Sunday, 13 December 2009


I first started growing Rocket about 4 years ago. I thought that "wild rocket" sounded the most fun - and it was. It grew to a large bush about a metre in all directions. The leaves were if not hot, very warm and spicy. You're supposed to use them in salads but after buying some roast beef and rocket sandwiches in a shop, I decided to go for home made.

A bit later in the summer, there was another bonus. Small, sweetly scented yellow flowers. My garden is fairly enclosed so on a sunny day the smell met you on the path. The bees liked them too, which is another environmental box ticked.

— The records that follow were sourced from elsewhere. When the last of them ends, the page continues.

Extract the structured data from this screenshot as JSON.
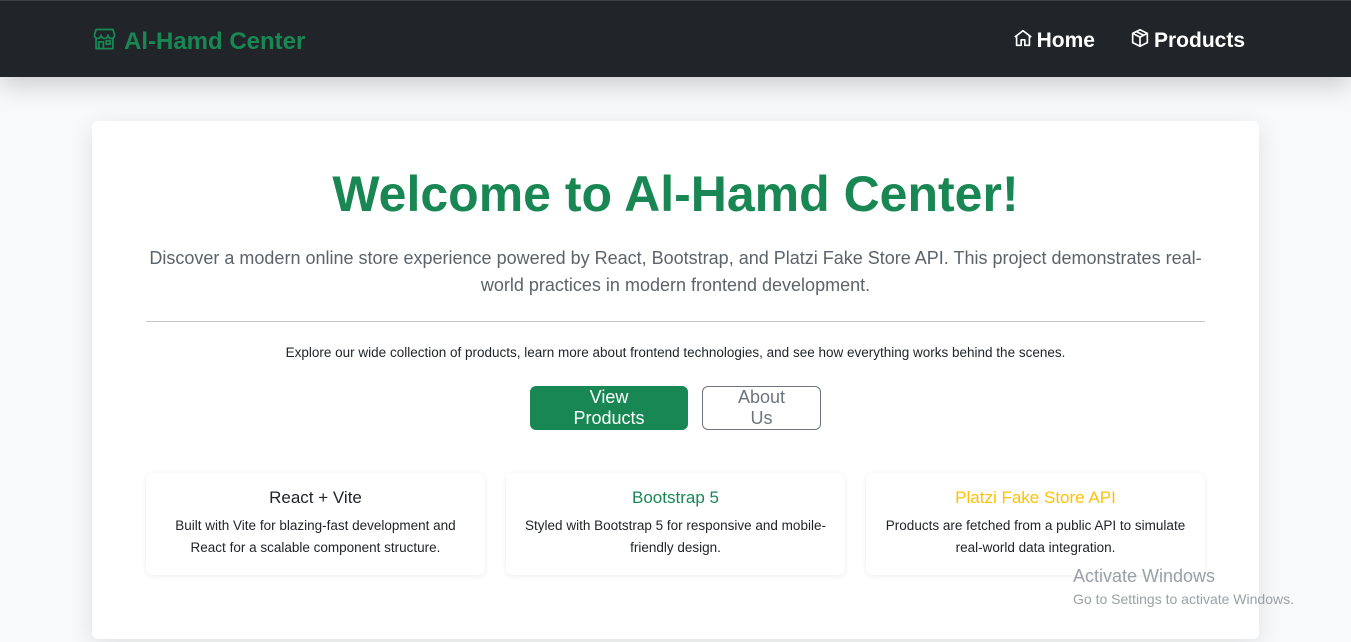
{
  "navbar": {
    "brand": "Al-Hamd Center",
    "links": [
      {
        "label": "Home",
        "icon": "home-icon"
      },
      {
        "label": "Products",
        "icon": "box-icon"
      }
    ]
  },
  "hero": {
    "title": "Welcome to Al-Hamd Center!",
    "lead": "Discover a modern online store experience powered by React, Bootstrap, and Platzi Fake Store API. This project demonstrates real-world practices in modern frontend development.",
    "explore": "Explore our wide collection of products, learn more about frontend technologies, and see how everything works behind the scenes.",
    "primary_button": "View Products",
    "secondary_button": "About Us"
  },
  "features": [
    {
      "title": "React + Vite",
      "text": "Built with Vite for blazing-fast development and React for a scalable component structure.",
      "color": "#212529"
    },
    {
      "title": "Bootstrap 5",
      "text": "Styled with Bootstrap 5 for responsive and mobile-friendly design.",
      "color": "#198754"
    },
    {
      "title": "Platzi Fake Store API",
      "text": "Products are fetched from a public API to simulate real-world data integration.",
      "color": "#ffc107"
    }
  ],
  "watermark": {
    "title": "Activate Windows",
    "subtitle": "Go to Settings to activate Windows."
  },
  "colors": {
    "brand": "#198754",
    "navbar_bg": "#212529",
    "accent_yellow": "#ffc107"
  }
}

This year, a bit of a set back. I'd bought in the beef, bread and butter before wandering down the garden for the Rocket. It just wasn't there. Not only the main bush - even the self-sown seedlings had vanished. Now, I was used to Rocket dying back in winter but by early summer, I just assumed it would be back. The very sharp frost we had last winter had taken it out.

Went down the garden centre for seed. This time, decided to try a variety called "Skyrocket" which claims "the speed of Salad Rocket and the flavour of Wild Rocket" Initial tasting is good - I know this sounds like posing but the flavour has both strength and complexity.

And, just in case of a cold winter, I'm keeping a pot under cover :-)

Thursday, 10 December 2009

The Oca Harvest is in!

It wasn't raining for a change so I took a fork to the Oxalis tuberosa and dug it up. Underneath were the Oca tubers. A quick rinse got the soil off the waxy skin and I sunk my teeth in. Crunchy. Sharp. I know it's gardening/culinary cliché but they really are "nutty". Brazil nutty.

Above: The plant in summer

Growing and eating ocas
Plants For a Future page about Oca
Realseeds - suplier